If Charlie Sheen is playing the Two and a Half Men theme in his shows, doesn't he have to pay a royalty to the songwriter: Chuck Lorre?
—Paul S., via in the inbox
It's criminal enough that Charlie Sheen is playing that over-precious faux doo-wop frackery during his show. But enriching his mortal enemy at the same time? Can it be?
Oh, you are gonna love this:
Because by all reasonable reckonings, yes: Chuck Lorre—credited as a co-writer on the Two and a Half Men ditty—will probably get some money off of Sheen's Torpedo of Cravenly Cashing In Tour.
No, Sheen won't directly pay Lorre with a check—a check that likely would carry a warlock curse along with its legal cash value. Instead, show creator an public Sheen nemesis Lorre will likely get the money indirectly, through the American Society of Composers, Authors and Publishers.

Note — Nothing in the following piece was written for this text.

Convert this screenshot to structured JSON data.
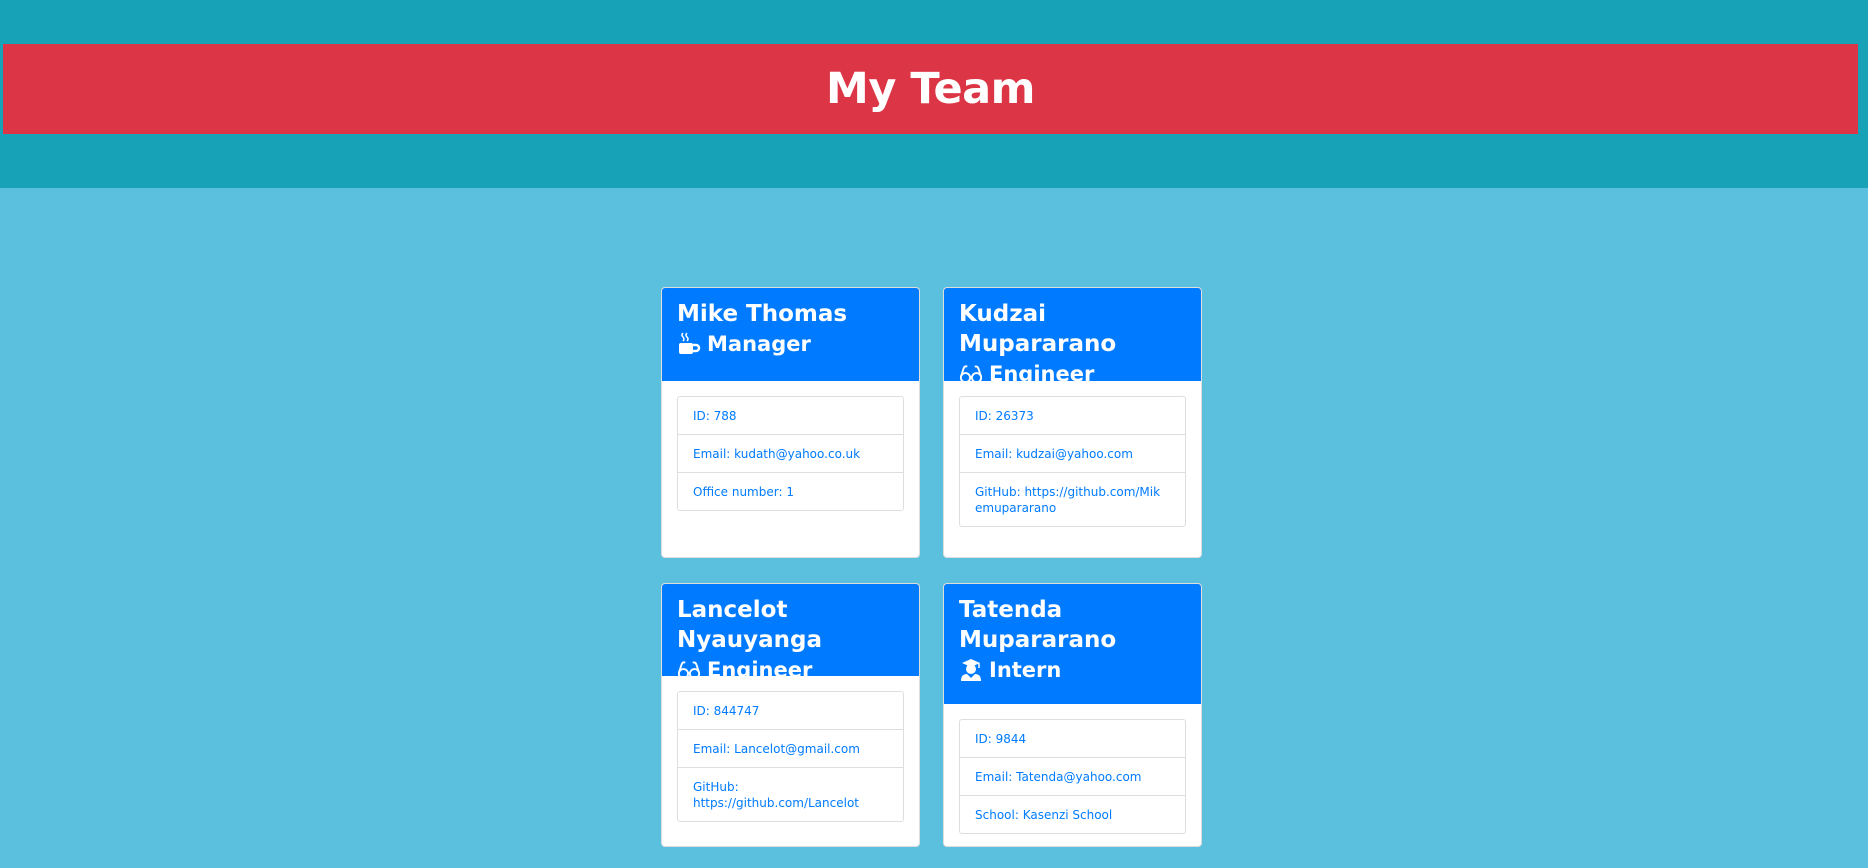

"If this is a comedy-club-like scenario," or something similar, and not, say, a Broadway venue, it's likely that the licensing for the songs are handled through an ASCAP fee, says Damon Booth of the Notable Music label. That fee is paid by whatever theater Sheen is gracing—not the actor himself.
In other words, it's most likely the venue—say, the Fox in Detroit—that pays ASCAP, and it's ASCAP who pays Lorre and his cowriters. Only indirectly does Sheen help enrich his former buddy by playing that song. (For more on how all this works, check out my archive on this very topic. And what does any of this have to do with John McCain? Hey, glad you asked.)
Just how much is Lorre making off of this tour? Well, if you're a Sheen fan, you'll be pleased. At most, Lorre might make a four figure sum, perhaps $7,000, off of the whole tour, I'm told. At the very least, it might be, say, $500.
Not exactly the type of boon a TV mogul might crow over.